Perfection used to cause me perpetual suffering. I felt like I had to stay under the radar and I beat myself over things like mistakes because they brought attention to me. Being inconspicuous helped my family survive without incident when they were in the Japanese American internment camps during WWII and I just naturally continued that story.
Making mistakes, quitting (including even the thought of giving up) meant failure to me, not because my parents would berate me when I was a kid, but because I had instilled this program of being invisible and any attention to myself was a violation of that belief. To avoid making mistakes, control was key - key over things I have no control over. Quitting was a lack of character strength and therefore, a form of mistake.

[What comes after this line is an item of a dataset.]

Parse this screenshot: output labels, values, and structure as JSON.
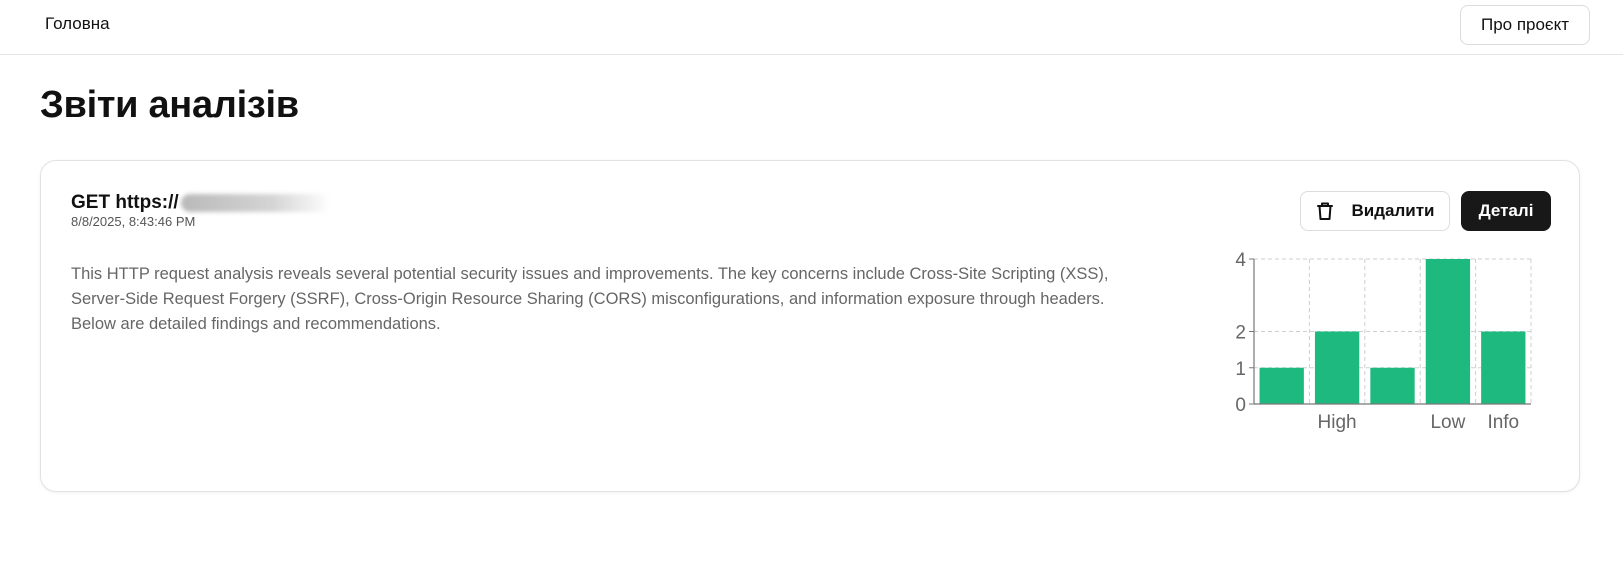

I lived within a narrow box of familiarity and habit that never had a fresh breath outside of those walls. Going out of it, to try something, invoked a fear of making a mistake, showing people how unworthy I was to be in this space of life.
It kept me very, very small. It was me that made myself suffer by not daring to live freely which, on the flip side, has risks like making mistakes.
I did more and more and more, and do it right, so I wouldn't see how small, small, small I was. So many formulas that rarely yielded the expected results: More projects for visibility = self worth. More yoga to layer over stuff = peace. Forced smile over a dry well = happiness.
Doing all kinds of stuff to reach many definitions of perfection got me..really, really tired.
So, I decided to look at myself. This was super scary to me. What if I wasn't perfect, what if people found out I'd been wrong all this time, what if they knew I was stupid and didn't know the answer to every random question? What if...? That would mean that I was living my life all wrong and I would have to start all over. That would be the biggest mistake of them all. That was the clearest definition of my most tremendous fear.
Well, I did look at myself and it was initially just as terrifying and disappointing as I thought it would be. I was wearing a coat that wasn't even mine, and worse, it was too small, pinching my armpits and was very uncomfortable. It also looked really stupid on me. It sucked.
But, after Becoming, I knew I could change it, I got to the point where I just said, "Fuck this shit," and took that hideous coat off and pulled the root of the weed, rather than just clipping the leaves off.
To be honest with you, it wasn't that bad, either. The changing part was easy but getting to the point of making a committed decision, I realize, is what had stopped me for far too long.
I've come to see that the dragon of perfection was scarier than slaying it. And that has made all the difference in the world.
So now, I think that ideals, like perfection, are not really obtainable and in my case, caused deep misery because I could never achieve them. When that misery became more than I could sustain, I chose to view them as mere guideposts to help me clarify a vision but not the instructions on how to realize it.
I mean, I try my best in all things because I want to do good in the world, not harm anyone. But if I screw up, and believe me, I do....I can still become ugly for moments at a time, but then I remember, I am trying my best. Then I drill down to whether or not my intentions were true. If so, I'm nice to myself then move on. If not, if I acted from an unanchored and separated-from-myself place, I'm still nice to myself because I know being nice to myself lets this pass, too, allowing things to congeal into the right space much faster.
What this myth of perfection gave me from its scaly wake, is the gift of compassion for myself and others' imperfections.
And maybe that’s the whole point of these ideals….to give me something wonderful to imagine and the space to translate them into a beautiful reality that can be very unideal but totally mine.
My favorite quote of doing, even when it's not perfect:
I think it’s probably pretty ok to just learn in front of people.....I could not re-release that first album because that would be like lying or just being dishonest….
Neko Case, NPR’s Bullseye, 1/5/2016